Read more
Do your PhD on the History of Nutrition in Medicine
The Dos and Don’ts of Influencing Policy

The Dos and Don’ts of Influencing Policy

Dr. Lauren Ball is the  Executive Member of the Australasian Association for Academic Primary Care and in this week’s newsletter, the following reading recommendation was provided. CLICK HERE TO VIEW THE FULL ARTICLE This high level article talks about influencing policy through research, which is something we all strive to achieve. The recommendations seem quite basic, but we seem to have been presented with somewhat of a conundrum. After recently being involved in providing advice to the Queensland Government roadmap for reducing obesity,  the advice was commissioned through a third party and did not involve any real-time discussion with named people in government, nor did they know my name, only my label as an expert academic in the field.  This raises the question of how academics can better communicate with…

Read more

Should Dietitians be benchmarked?

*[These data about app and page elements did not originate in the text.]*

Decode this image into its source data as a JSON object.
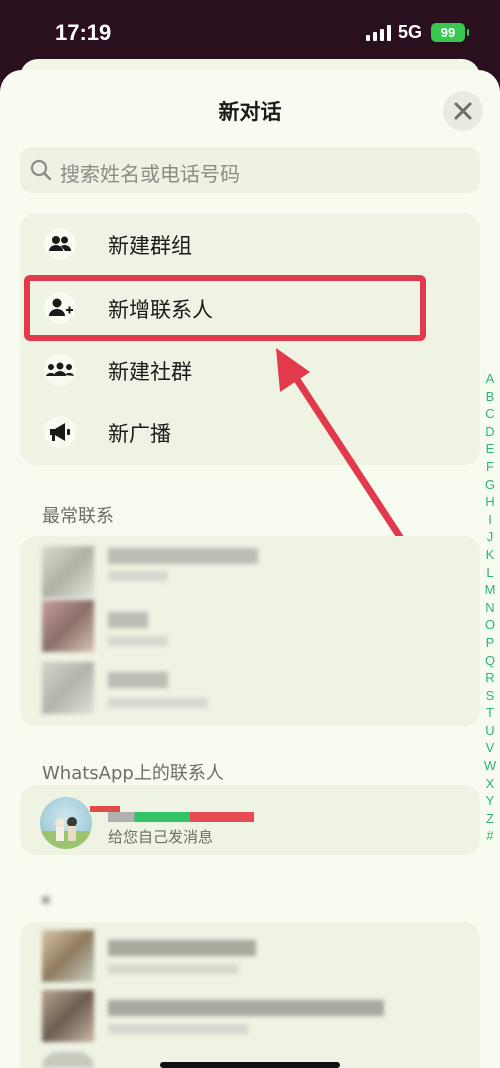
{
  "status_bar": {
    "time": "17:19",
    "network": "5G",
    "battery": "99"
  },
  "header": {
    "title": "新对话"
  },
  "search": {
    "placeholder": "搜索姓名或电话号码"
  },
  "actions": [
    {
      "label": "新建群组",
      "icon": "group-icon"
    },
    {
      "label": "新增联系人",
      "icon": "add-contact-icon"
    },
    {
      "label": "新建社群",
      "icon": "community-icon"
    },
    {
      "label": "新广播",
      "icon": "broadcast-icon"
    }
  ],
  "sections": {
    "frequent": "最常联系",
    "whatsapp_contacts": "WhatsApp上的联系人"
  },
  "self_contact": {
    "subtitle": "给您自己发消息"
  },
  "alphabet_index": [
    "A",
    "B",
    "C",
    "D",
    "E",
    "F",
    "G",
    "H",
    "I",
    "J",
    "K",
    "L",
    "M",
    "N",
    "O",
    "P",
    "Q",
    "R",
    "S",
    "T",
    "U",
    "V",
    "W",
    "X",
    "Y",
    "Z",
    "#"
  ],
  "colors": {
    "accent": "#2bb673",
    "highlight": "#e23a4c",
    "sheet_bg": "#f8fcf0"
  }
}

Should dietitians be benchmarked? We recently asked dietitians if they would feel comfortable in sharing de-identified patient data to support national data collection on the effectiveness of dietitians. It was published across two articles: and these can be viewed in their entirety in the links below. Click Here to view Article One Click Here to view Article Two I was shocked  (maybe I shouldn’t have been) that dietitians were extremely worried about the prospect of sharing data outside of their own practice. Not because of ethics or data governance or security issues, but because they were worried that they would appear to be ineffective compared to others. Ironically, nearly all the dietitians we interviewed had this same view, suggesting that dietitians may lack confidence in their own efficacy to provide dietetic…

Read more
Should Dietitians be benchmarked?